What is required —
All the lines below need retyping exactly, apart from the images.

*** Given records ***

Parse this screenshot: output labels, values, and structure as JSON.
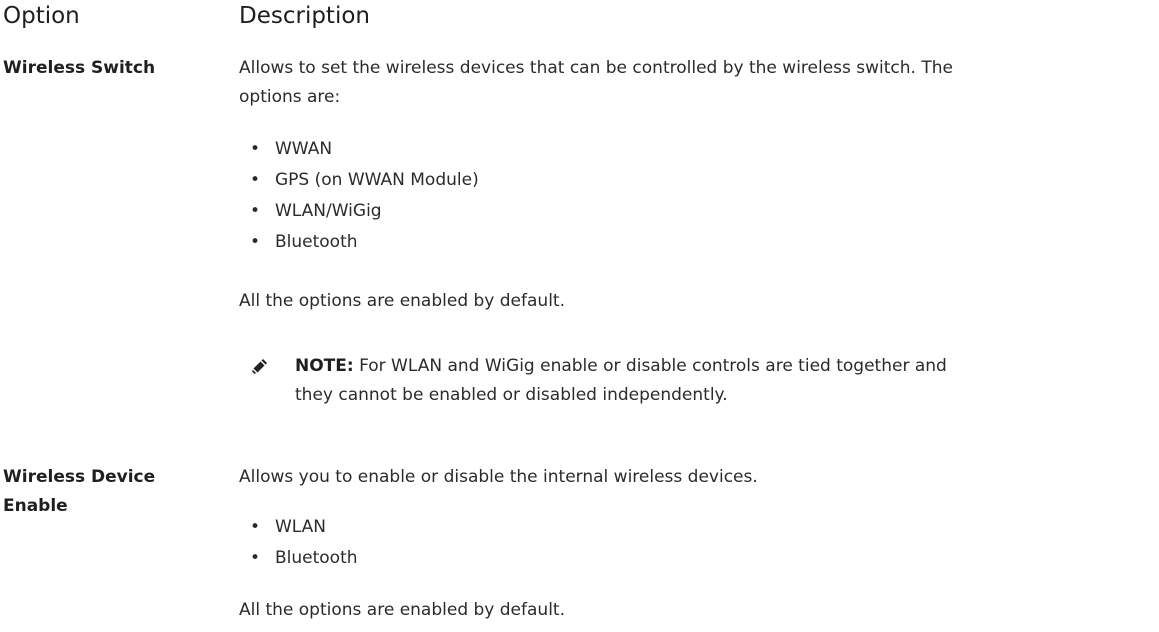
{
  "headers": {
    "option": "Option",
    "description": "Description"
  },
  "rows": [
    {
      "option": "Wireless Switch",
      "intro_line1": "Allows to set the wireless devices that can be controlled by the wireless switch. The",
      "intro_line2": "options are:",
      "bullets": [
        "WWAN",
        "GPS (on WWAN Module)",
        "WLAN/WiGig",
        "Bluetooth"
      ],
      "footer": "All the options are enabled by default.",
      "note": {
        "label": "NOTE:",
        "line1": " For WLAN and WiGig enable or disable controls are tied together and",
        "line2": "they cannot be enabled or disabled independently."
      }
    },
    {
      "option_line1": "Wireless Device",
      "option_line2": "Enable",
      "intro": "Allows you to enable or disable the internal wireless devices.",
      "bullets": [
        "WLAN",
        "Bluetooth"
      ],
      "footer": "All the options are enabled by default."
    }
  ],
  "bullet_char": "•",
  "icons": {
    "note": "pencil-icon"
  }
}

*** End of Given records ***

Task output —
Parse this screenshot: output labels, values, and structure as JSON.
{
  "headers": {
    "option": "Option",
    "description": "Description"
  },
  "rows": [
    {
      "option": "Wireless Switch",
      "intro_line1": "Allows to set the wireless devices that can be controlled by the wireless switch. The",
      "intro_line2": "options are:",
      "bullets": [
        "WWAN",
        "GPS (on WWAN Module)",
        "WLAN/WiGig",
        "Bluetooth"
      ],
      "footer": "All the options are enabled by default.",
      "note": {
        "label": "NOTE:",
        "line1": " For WLAN and WiGig enable or disable controls are tied together and",
        "line2": "they cannot be enabled or disabled independently."
      }
    },
    {
      "option_line1": "Wireless Device",
      "option_line2": "Enable",
      "intro": "Allows you to enable or disable the internal wireless devices.",
      "bullets": [
        "WLAN",
        "Bluetooth"
      ],
      "footer": "All the options are enabled by default."
    }
  ],
  "bullet_char": "•",
  "icons": {
    "note": "pencil-icon"
  }
}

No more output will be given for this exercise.